Had everything gone to plan, Nicola Sturgeon would likely be in the headlines for very different reasons. The former first minister of Scotland announced her resignation unexpectedly in February after more than eight years in office. At this point, she was internationally respected and it was predicted that her next job could be at the United Nations or European Union.
Instead, on 11 June, Sturgeon found herself under arrest and at the centre of a fraud investigation. She spent seven hours in a police interview room answering questions about £600,000 of funding raised by the SNP to fight a second independence referendum, which now appears to have vanished from the party’s accounts. In this humiliating experience, she was following in the wake of her husband, Peter Murrell, the SNP’s former chief executive, and Colin Beattie, its former treasurer. They were both arrested and interrogated a few months before.
All three were released without charge pending further inquiry. But Operation Branchform, as the investigation is known, is not over, and its ultimate political and personal consequences are yet to be determined. These are troubled days for Sturgeon, for the SNP, and for Scotland.
It was on 5 April that officers swooped on the home shared by Sturgeon and Murrell near Glasgow, erecting a large blue tent in their front garden while removing boxes of documents from the house. At the same time, there was a raid on the SNP’s headquarters in Edinburgh, from which many more files were taken. Police later seized a £110,000 luxury motorhome from the driveway of Murrell’s mother’s house in Dunfermline.
A video emerged from March 2021 – shortly before Branchform began – that shows Sturgeon warning members of her party’s National Executive Committee to keep quiet about any concerns they might have over the state of SNP accounts. She told them: “The party has never been in a stronger financial position than it is right now and that’s a reflection of our strength and our membership.” It was also revealed that the SNP’s long-time auditors, Johnston Carmichael, quit in October last year. The party only narrowly met the May deadline for submitting its Westminster accounts after appointing a Manchester-based company, AMS Accountants Group – it would otherwise have been ineligible for £1.2m in parliamentary funding for its 45 MPs.

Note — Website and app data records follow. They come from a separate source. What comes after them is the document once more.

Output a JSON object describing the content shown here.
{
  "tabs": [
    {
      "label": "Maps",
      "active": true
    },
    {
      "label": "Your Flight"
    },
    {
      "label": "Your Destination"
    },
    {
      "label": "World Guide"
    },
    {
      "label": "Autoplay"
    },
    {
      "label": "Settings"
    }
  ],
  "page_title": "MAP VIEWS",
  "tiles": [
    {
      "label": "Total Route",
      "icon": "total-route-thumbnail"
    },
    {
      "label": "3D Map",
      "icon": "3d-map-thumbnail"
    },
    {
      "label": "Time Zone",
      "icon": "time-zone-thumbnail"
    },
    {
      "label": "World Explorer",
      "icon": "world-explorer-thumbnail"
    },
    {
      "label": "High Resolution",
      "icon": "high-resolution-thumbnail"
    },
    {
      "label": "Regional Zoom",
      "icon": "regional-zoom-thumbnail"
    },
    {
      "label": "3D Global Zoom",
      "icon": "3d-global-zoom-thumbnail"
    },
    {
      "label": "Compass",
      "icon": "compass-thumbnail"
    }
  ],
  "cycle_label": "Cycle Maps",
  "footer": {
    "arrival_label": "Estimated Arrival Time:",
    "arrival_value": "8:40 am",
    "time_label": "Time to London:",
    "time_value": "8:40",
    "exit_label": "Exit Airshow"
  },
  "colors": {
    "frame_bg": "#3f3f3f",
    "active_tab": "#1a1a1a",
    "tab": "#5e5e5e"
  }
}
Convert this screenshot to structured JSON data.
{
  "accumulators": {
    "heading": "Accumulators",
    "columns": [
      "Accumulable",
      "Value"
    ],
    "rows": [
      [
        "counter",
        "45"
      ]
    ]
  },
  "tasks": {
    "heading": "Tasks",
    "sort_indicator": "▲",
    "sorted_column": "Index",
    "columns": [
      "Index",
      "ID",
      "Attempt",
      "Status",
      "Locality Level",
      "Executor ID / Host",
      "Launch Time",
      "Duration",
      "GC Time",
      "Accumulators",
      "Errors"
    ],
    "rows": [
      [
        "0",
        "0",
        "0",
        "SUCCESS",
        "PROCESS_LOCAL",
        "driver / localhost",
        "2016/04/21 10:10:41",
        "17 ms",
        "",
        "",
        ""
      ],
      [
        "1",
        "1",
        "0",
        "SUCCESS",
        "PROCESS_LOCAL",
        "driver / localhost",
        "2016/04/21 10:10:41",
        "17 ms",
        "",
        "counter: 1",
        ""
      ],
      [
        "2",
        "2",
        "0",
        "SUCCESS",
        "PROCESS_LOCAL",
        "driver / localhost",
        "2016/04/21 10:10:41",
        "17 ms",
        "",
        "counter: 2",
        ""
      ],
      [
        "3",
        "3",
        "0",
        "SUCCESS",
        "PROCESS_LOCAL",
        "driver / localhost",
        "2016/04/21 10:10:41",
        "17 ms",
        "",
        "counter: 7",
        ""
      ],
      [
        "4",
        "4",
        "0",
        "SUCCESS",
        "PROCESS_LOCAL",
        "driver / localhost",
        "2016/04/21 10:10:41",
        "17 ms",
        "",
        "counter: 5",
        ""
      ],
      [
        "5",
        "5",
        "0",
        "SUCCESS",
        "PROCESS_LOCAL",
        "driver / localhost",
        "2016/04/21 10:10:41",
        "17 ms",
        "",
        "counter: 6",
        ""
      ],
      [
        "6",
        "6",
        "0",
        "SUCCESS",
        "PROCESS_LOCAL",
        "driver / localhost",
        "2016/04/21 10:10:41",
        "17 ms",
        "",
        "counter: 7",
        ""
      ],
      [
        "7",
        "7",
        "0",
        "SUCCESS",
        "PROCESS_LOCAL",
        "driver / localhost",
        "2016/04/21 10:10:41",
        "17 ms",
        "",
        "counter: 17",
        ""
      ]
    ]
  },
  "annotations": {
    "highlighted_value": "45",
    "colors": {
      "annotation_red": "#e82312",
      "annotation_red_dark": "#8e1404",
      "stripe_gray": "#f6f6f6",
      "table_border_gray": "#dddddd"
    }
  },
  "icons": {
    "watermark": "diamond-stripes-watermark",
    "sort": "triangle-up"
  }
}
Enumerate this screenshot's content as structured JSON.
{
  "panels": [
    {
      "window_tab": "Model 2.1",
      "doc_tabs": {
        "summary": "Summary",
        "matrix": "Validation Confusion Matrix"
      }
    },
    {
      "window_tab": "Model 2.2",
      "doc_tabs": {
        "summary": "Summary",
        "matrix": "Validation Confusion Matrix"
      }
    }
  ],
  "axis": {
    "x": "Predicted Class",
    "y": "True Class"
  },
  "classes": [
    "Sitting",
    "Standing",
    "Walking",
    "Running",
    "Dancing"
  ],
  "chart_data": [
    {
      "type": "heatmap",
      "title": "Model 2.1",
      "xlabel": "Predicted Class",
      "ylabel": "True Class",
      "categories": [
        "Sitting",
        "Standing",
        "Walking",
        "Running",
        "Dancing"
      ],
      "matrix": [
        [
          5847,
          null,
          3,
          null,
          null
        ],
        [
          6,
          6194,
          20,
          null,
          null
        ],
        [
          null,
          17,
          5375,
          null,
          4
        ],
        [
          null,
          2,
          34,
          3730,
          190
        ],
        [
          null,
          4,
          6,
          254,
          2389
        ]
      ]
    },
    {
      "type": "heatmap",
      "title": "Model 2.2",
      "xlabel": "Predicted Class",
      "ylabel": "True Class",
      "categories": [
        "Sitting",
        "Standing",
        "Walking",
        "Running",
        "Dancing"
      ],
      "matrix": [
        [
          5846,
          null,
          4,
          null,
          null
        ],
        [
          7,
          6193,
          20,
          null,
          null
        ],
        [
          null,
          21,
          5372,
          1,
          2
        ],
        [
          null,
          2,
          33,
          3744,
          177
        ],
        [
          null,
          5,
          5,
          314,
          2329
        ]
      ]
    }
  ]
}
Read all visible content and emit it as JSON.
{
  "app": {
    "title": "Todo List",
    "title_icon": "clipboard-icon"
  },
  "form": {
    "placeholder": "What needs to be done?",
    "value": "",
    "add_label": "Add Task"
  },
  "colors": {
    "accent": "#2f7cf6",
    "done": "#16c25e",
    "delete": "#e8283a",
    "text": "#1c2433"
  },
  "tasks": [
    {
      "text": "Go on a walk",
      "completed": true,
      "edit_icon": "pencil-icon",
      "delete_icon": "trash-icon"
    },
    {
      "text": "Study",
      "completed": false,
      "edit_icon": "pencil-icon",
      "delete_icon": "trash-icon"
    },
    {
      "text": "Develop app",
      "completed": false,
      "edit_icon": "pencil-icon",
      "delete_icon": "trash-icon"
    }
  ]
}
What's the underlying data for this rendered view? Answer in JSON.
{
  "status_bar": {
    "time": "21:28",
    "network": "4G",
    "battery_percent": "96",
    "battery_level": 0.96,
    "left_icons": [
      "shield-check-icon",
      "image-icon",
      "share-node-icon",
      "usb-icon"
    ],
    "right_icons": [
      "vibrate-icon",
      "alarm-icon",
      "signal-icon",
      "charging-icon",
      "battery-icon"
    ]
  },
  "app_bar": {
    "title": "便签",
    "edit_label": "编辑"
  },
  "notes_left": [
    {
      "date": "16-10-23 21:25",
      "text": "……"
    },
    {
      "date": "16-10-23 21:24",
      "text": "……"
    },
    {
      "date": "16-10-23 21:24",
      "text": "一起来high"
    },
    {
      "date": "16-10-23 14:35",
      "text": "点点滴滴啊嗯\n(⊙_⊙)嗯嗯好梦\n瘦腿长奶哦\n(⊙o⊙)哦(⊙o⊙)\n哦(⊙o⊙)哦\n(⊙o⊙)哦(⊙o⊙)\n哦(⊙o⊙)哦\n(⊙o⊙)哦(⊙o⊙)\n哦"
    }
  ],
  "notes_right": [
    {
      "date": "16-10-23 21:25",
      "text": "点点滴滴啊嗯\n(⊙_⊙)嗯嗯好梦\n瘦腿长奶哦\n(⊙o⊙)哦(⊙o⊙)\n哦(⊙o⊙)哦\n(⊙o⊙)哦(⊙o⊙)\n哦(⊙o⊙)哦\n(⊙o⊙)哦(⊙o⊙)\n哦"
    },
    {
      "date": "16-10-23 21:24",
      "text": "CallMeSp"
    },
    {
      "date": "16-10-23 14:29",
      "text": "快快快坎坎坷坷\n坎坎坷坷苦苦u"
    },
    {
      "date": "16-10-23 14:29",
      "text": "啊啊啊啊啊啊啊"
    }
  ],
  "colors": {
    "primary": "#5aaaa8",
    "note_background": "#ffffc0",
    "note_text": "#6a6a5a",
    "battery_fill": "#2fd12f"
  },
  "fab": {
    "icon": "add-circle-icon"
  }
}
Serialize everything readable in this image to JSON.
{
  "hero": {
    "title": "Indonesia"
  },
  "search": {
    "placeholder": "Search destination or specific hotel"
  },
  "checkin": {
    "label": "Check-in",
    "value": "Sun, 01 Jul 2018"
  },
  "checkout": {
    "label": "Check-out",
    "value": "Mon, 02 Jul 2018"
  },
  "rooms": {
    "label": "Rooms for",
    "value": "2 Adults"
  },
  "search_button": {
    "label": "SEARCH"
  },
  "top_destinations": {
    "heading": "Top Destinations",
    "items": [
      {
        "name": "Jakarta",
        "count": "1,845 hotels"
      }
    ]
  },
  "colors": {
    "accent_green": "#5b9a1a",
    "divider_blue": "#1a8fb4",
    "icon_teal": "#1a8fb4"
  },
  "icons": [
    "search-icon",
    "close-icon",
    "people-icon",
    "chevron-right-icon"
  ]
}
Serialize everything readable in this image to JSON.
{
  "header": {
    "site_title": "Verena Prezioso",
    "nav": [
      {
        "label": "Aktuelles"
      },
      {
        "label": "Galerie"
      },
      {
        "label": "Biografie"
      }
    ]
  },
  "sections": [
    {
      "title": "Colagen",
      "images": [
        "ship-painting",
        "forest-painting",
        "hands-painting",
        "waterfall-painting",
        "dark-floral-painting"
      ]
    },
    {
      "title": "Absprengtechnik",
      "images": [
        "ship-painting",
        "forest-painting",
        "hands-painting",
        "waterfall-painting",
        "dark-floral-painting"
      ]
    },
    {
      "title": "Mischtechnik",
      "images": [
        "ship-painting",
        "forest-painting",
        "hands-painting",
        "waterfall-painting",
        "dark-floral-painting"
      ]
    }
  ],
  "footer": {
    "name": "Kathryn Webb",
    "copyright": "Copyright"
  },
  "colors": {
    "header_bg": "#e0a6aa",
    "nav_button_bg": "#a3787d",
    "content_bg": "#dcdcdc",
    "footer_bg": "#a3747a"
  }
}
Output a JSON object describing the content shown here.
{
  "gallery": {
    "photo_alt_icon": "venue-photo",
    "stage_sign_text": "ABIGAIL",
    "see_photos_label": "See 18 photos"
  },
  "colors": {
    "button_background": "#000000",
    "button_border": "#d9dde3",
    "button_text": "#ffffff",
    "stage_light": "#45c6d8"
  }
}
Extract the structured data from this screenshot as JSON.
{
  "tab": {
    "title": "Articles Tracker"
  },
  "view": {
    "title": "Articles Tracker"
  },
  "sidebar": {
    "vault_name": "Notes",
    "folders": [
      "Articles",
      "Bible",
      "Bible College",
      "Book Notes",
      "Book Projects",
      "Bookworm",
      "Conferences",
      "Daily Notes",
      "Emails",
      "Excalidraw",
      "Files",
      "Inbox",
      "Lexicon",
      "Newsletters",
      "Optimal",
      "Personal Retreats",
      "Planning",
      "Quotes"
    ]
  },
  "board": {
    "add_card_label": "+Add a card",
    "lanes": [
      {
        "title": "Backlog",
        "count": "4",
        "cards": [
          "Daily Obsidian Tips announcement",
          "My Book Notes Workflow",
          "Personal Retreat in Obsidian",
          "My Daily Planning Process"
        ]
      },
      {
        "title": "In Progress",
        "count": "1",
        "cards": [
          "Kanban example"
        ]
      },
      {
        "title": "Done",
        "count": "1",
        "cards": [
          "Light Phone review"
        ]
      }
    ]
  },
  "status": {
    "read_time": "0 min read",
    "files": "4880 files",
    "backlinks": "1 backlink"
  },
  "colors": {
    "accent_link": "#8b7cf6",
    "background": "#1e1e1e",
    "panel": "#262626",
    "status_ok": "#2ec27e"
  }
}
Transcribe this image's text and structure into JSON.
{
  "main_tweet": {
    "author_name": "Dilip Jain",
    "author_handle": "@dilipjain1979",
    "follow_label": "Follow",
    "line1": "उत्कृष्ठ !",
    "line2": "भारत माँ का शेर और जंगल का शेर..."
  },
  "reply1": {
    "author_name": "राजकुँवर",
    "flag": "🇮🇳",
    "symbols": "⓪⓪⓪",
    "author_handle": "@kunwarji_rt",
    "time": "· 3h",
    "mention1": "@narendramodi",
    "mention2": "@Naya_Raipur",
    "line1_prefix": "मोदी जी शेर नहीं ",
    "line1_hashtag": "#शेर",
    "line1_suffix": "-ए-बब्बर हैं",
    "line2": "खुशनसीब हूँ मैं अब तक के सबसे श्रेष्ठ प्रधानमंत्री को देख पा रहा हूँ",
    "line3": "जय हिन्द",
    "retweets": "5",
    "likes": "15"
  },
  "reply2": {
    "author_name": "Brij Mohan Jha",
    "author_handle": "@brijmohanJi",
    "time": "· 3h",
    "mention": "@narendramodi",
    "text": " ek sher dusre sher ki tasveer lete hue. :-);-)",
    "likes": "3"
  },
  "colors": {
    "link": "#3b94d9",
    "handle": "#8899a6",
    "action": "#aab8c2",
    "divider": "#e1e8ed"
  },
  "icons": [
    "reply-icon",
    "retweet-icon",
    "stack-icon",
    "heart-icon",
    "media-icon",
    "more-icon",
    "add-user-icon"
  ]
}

This relentless drama has astonished voters, and has inevitably raised questions about the probity of Scotland’s governing party and its leaders. But following her release from custody, Sturgeon issued a defiant statement protesting her innocence, declaring that the experience had been “both a shock and deeply distressing”. She would, she insisted, “never do anything to harm either the SNP or the country”.
But much of the harm – politically, at least – has already been done. The scandal has blighted the first months in office of Sturgeon’s anointed successor, Humza Yousaf. The constant drumbeat of arrests and revelations has overwhelmed his efforts to establish himself in office, which have largely revolved around reversing a series of unpopular or unworkable policies left behind by his friend and mentor. If there were doubts over Yousaf’s aptitude for the top job, he has had little chance to confound them. Donations to the party have collapsed (it received a single £4,000 donation from a James Murdoch in the first three months of this year).
The SNP, which after years of stability was thrown into crisis by Sturgeon’s resignation, continues to be roiled by internal dissent. Many of its elected politicians and members favoured Sturgeon-sceptic Kate Forbes in the leadership contest rather than Yousaf (he defeated her by 52 per cent to 48 per cent). The legal dispute over Scotland’s Gender Recognition Reform Bill continues. Proposals to introduce a deposit return scheme to incentivise the recycling of drinks containers have similarly been blocked by Westminster, while Yousaf has been forced to halt Sturgeon’s plans to introduce a ban on alcohol advertising and to create a National Care Service.
The former leadership candidate Ash Regan, who resigned as community safety minister over the Gender Recognition Reform (Scotland) Bill, has said Sturgeon should consider resigning her SNP membership. Michelle Thomson, an SNP MSP, was suspended by the party leadership in 2015 following allegations of irregular property deals and says “consistent” values should be applied. But Yousaf is refusing to take action against Sturgeon.
Opposition politicians see an opportunity finally to end the SNP’s 16-year hegemony. They gleefully point out that both former SNP first ministers have been arrested after leaving office – Alex Salmond, who resigned in 2014 to make way for Sturgeon, was later cleared in court over allegations of sexual misconduct while in office.
The electorate, unsurprisingly, is looking towards alternatives. A succession of polls have shown a rise in support for the once-moribund Scottish Labour, suggesting the party could win as many as 20 seats at next year’s general election (at present it holds just one). Such an advance would enable Labour credibly to bid for control of the Scottish Parliament in the 2026 Holyrood elections. The pro-independence Scottish Greens, in coalition with the SNP, and Salmond’s Alba Party, will also hope to attract disillusioned nationalist voters.
Amid all this upheaval, there is no prospect of a second referendum. And if Sturgeon places anything above her lifelong dream of an independent Scotland, it is her personal integrity. Both are now in grave danger.
This article appears in the 14 Jun 2023 issue of the New Statesman, Over and Out